The technique is the same as for Sweet Shortcrust Pastry.

I make this in a food processor - there's no difference that I can see from the one made in the processor to the one made by hand. Time is a valuable commodity so when you can save some, take it.

What's more important is what you do after you make the pastry - you must let it rest to allow the gluten to relax - leaving it overnight would be best. When you've rolled it and moulded it around you tin - you must let it rest again, to stop shrinkage.

The iced water is very important as this keeps the mixture cold and helps retard gluten development. I place water in a metal bowl and fill it with ice cubes - this ensures the coldest water possible.

To make the pastry add the flour and butter into the processor bowl. Using pulse, process until the mixture resembles breadcrumbs. Taking 1 tablespoon of iced water at a time add it to the mixture, process briefly after each. This batch needed 4 tablespoons of water before it started to form a ball. Each batch will be different.

Once it forms a ball, take it out and place on a very lightly floured board. Knead briefly and pat into shape - this has been formed into a rectangle as it's the shape of the tin I'll be using.

Wrap in baking paper and store in the fridge.

Tagged with :


  1. i think this website is fantastic. it has really shown me how to do my pastries with a little more success.
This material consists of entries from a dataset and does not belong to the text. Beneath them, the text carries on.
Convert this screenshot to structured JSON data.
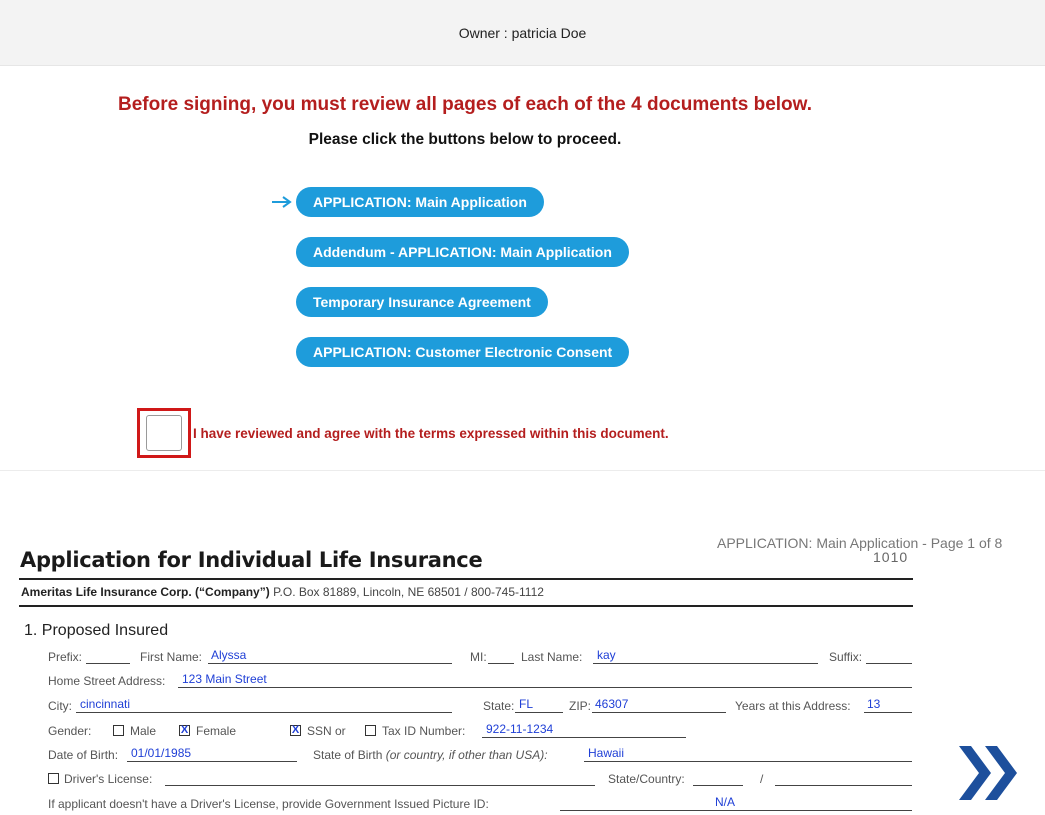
{
  "owner": {
    "text": "Owner : patricia Doe"
  },
  "review": {
    "title": "Before signing, you must review all pages of each of the 4 documents below.",
    "subtitle": "Please click the buttons below to proceed.",
    "buttons": [
      "APPLICATION: Main Application",
      "Addendum - APPLICATION: Main Application",
      "Temporary Insurance Agreement",
      "APPLICATION: Customer Electronic Consent"
    ],
    "agree_text": "I have reviewed and agree with the terms expressed within this document."
  },
  "doc": {
    "page_label": "APPLICATION: Main Application - Page 1 of 8",
    "form_code": "1010",
    "title": "Application for Individual Life Insurance",
    "company_name": "Ameritas Life Insurance Corp. (“Company”)",
    "company_address": "P.O. Box 81889, Lincoln, NE 68501 / 800-745-1112",
    "section": "1.  Proposed Insured",
    "labels": {
      "prefix": "Prefix:",
      "first_name": "First Name:",
      "mi": "MI:",
      "last_name": "Last Name:",
      "suffix": "Suffix:",
      "home_address": "Home Street Address:",
      "city": "City:",
      "state": "State:",
      "zip": "ZIP:",
      "years": "Years at this Address:",
      "gender": "Gender:",
      "male": "Male",
      "female": "Female",
      "ssn": "SSN  or",
      "tax_id": "Tax ID Number:",
      "dob": "Date of Birth:",
      "state_of_birth": "State of Birth",
      "state_of_birth_note": "(or country, if other than USA):",
      "drivers_license": "Driver's License:",
      "state_country": "State/Country:",
      "slash": "/",
      "gov_id": "If applicant doesn't have a Driver's License, provide Government Issued Picture ID:"
    },
    "values": {
      "first_name": "Alyssa",
      "last_name": "kay",
      "home_address": "123 Main Street",
      "city": "cincinnati",
      "state": "FL",
      "zip": "46307",
      "years": "13",
      "gender_female_mark": "X",
      "ssn_mark": "X",
      "tax_id": "922-11-1234",
      "dob": "01/01/1985",
      "state_of_birth": "Hawaii",
      "gov_id": "N/A"
    }
  },
  "colors": {
    "accent": "#1e9cdb",
    "warning": "#b41e1e",
    "field_value": "#1f3fd6",
    "next_arrow": "#1d4f9c"
  },
  "icons": {
    "arrow": "right-arrow-icon",
    "next": "double-chevron-right-icon"
  }
}
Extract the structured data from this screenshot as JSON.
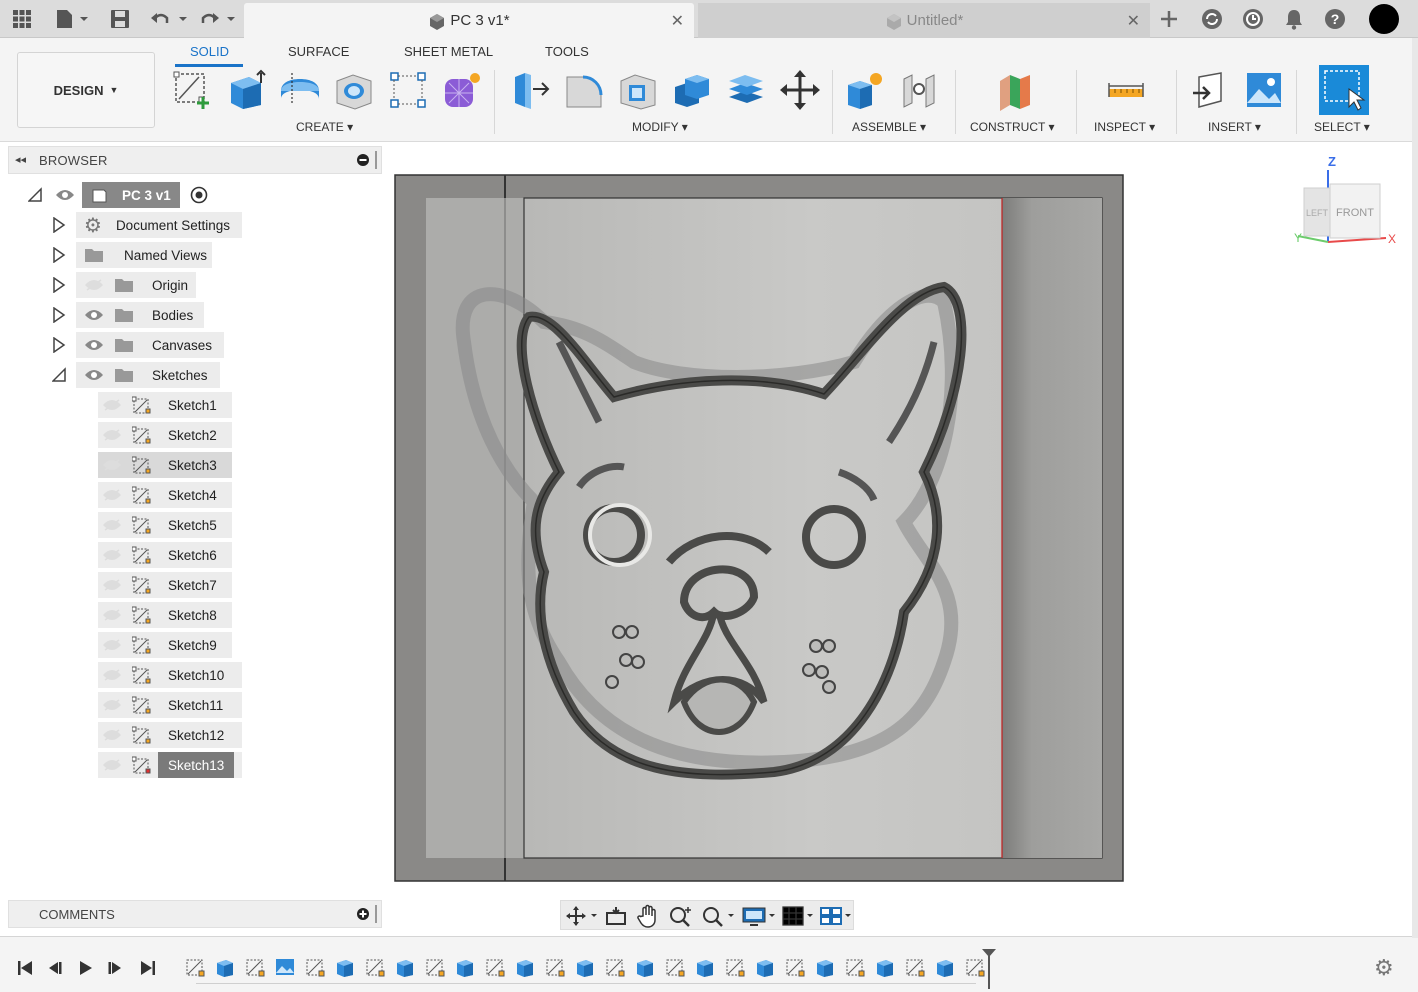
{
  "app": {
    "active_tab": {
      "title": "PC 3 v1*"
    },
    "inactive_tab": {
      "title": "Untitled*"
    }
  },
  "toolbar": {
    "workspace_button": "DESIGN",
    "workspace_tabs": [
      "SOLID",
      "SURFACE",
      "SHEET METAL",
      "TOOLS"
    ],
    "active_workspace_tab": "SOLID",
    "groups": {
      "create": "CREATE",
      "modify": "MODIFY",
      "assemble": "ASSEMBLE",
      "construct": "CONSTRUCT",
      "inspect": "INSPECT",
      "insert": "INSERT",
      "select": "SELECT"
    }
  },
  "browser": {
    "title": "BROWSER",
    "root": "PC 3 v1",
    "folders": [
      "Document Settings",
      "Named Views",
      "Origin",
      "Bodies",
      "Canvases",
      "Sketches"
    ],
    "sketches": [
      "Sketch1",
      "Sketch2",
      "Sketch3",
      "Sketch4",
      "Sketch5",
      "Sketch6",
      "Sketch7",
      "Sketch8",
      "Sketch9",
      "Sketch10",
      "Sketch11",
      "Sketch12",
      "Sketch13"
    ],
    "selected_sketch": "Sketch3",
    "active_sketch": "Sketch13"
  },
  "comments": {
    "title": "COMMENTS"
  },
  "viewcube": {
    "face_front": "FRONT",
    "face_left": "LEFT",
    "axis_z": "Z",
    "axis_x": "X",
    "axis_y": "Y"
  },
  "colors": {
    "accent": "#1a73c8",
    "sketch_active_bg": "#7a7a7a",
    "panel_bg": "#f4f4f4"
  }
}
THANK YOU. to who ever this website is from.

  2. Thanks Anon - happy to know that my site has helped you.

  3. You could make the water colder by adding salt to the ice.

  4. Hi Anon - that is the trick to cool a bottle of wine quicker but it's not necessary in this case and I don't really want to add salty water to the dough.


© Cook (almost) Anything at Least Once | All rights reserved.